Clearly, my post-workout protein shake is a no-no. That’s a tough pill to swallow, but I’ll figure out something. I’ll need to closely monitor my energy levels and prepare to tinker with my food options and when I eat.

The Cost Of Healthy Eating
The other difference – the potential hit to my pocketbook.  Organic foods, grass-fed meat, wild-caught fish, raw dairy…when reading the list of foods, I swear I could hear a “cha-ching!” sound, loud and clear.

So part of this little experiment will look at the costs of low carb vs. paleo. I’ve come across lots of articles on the cost difference of eating healthy vs. non-healthy foods. But I haven’t seen much on the cost of healthy vs. organic healthy.

After the first week, it’s possible I’ll make some changes to the types of foods I buy to avoid breaking the bank. Yes I want to get healthy, but you know a banana, organic or not, is still a banana.

As for Weight Watchers, I’ll need to do some research about the points value of some of these foods. I can’t image lard will have a low point count.  When eating low carb, I spend a lot of points on non-lean meats. I found I’m much more satisfied with non-lean cuts and lose the desire to binge or graze on food.  I’m wondering if Paleo’s grass-fed and organic cuts are more Weight Watchers friendly.

Time to start working on my menu.


Roasted Red Pepper Soup For Start of Fall

Fall's almost here? That means it's time for soup.

Fall’s almost here? That means it’s time for soup.

I’m seeing fall colors on our trees. The turning of the leaves signals the start of soup season for me.

I love making my own stews, soups and stocks. Mixing and matching my own ingredients…creating great flavors…how could you not love that?

The real beauty of home-made soups? Soup is hard to screw up. It’s very forgiving.

So what’s on tap for the weekend?  Roasted Red Pepper Soup. Yum.

Recipe Changes
Today, I’m working on converting my soup recipes from high to low carb. Most are easy to alter.  Just replacing one veggie with another.

For other recipes, I’m looking for ways to replace flour and cornstarch as thickeners. Slimy, bad tasting low carb thickeners are plentiful.  It looks like pureed vegetables and heavy cream will be my thickening staples.

But I might experiment with two options I’ve come across on the Paleo Diet forums – vegetable gum, and nut butters and meals.

  • Vegetable Gum – Gums like xanthan and guar suck out moisture and leave a gel. A little goes a long way. Too much gum and soups and sauces become gooey rather than creamy.
  • Nut Meal and Nut Butters – My friends following the Paleo Diet swear by their nuts. Nut meal doesn’t clump like flour (bonus).  However, both the meal and butters increase my carb count. So I’ll need to use caution.

I’m not sure if I’ll play with these two options just yet. Pureed veggies just seems fresher (they are!) and easier to control the carb count.

 


Dilemma of a Baker

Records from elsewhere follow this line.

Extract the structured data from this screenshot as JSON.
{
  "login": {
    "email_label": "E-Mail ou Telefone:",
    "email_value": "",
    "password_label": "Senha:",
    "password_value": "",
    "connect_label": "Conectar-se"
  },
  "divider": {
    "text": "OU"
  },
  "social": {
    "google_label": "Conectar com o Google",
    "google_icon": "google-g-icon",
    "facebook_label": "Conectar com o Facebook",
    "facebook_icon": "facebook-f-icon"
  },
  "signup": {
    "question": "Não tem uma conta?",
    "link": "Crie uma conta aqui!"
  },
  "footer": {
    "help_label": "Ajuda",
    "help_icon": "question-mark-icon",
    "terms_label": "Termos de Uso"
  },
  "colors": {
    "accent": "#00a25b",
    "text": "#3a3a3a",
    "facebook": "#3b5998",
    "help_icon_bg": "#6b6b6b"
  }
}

I love baking. Ten years ago I tried making my very first apple pie from scratch. The bottom crust was too soggy and the top crust too chewy. It was a horrible pie, but it didn’t matter. I was hooked.

Over those 10 years, I’ve made delicious breads, pies, cakes, muffins, cookies, pancakes, cupcakes! I love how my kitchen smells while baking bread. And there is nothing like punching out dough to relieve stress. I baked all the time…until I went low carb.

With the exception of baking cookies as Christmas gifts and two pies in December, I’ve been avoiding baking like the plague. I didn’t get to 325 by just looking at my creations.

I had been afraid that I’ll go on a carb bender if I kept up my hobby. I’ve lost nearly 60 pounds and I’m not looking to take a step back.

But the truth is I don’t miss the food. I miss creating it.

Paleo cookbookI think I’ve discovered a way to start baking again. As I was checking low carb cookbooks on Amazon, I came across Piece of Cake Paleo: The Effortless Paleo Baking Bible. Jackpot!

Yes its for folks on Paleo and I’m on Weight Watchers. However, I’m doing 20-25g of carbs a day and my understanding is that Paleo is low carb. Plus, I’ve been curious as it’s all the rage right now.

So starting in April on the 1st Saturday of each month I’m going to bake something low carb. Fingers crossed.

Oh, the baking happens after weigh in.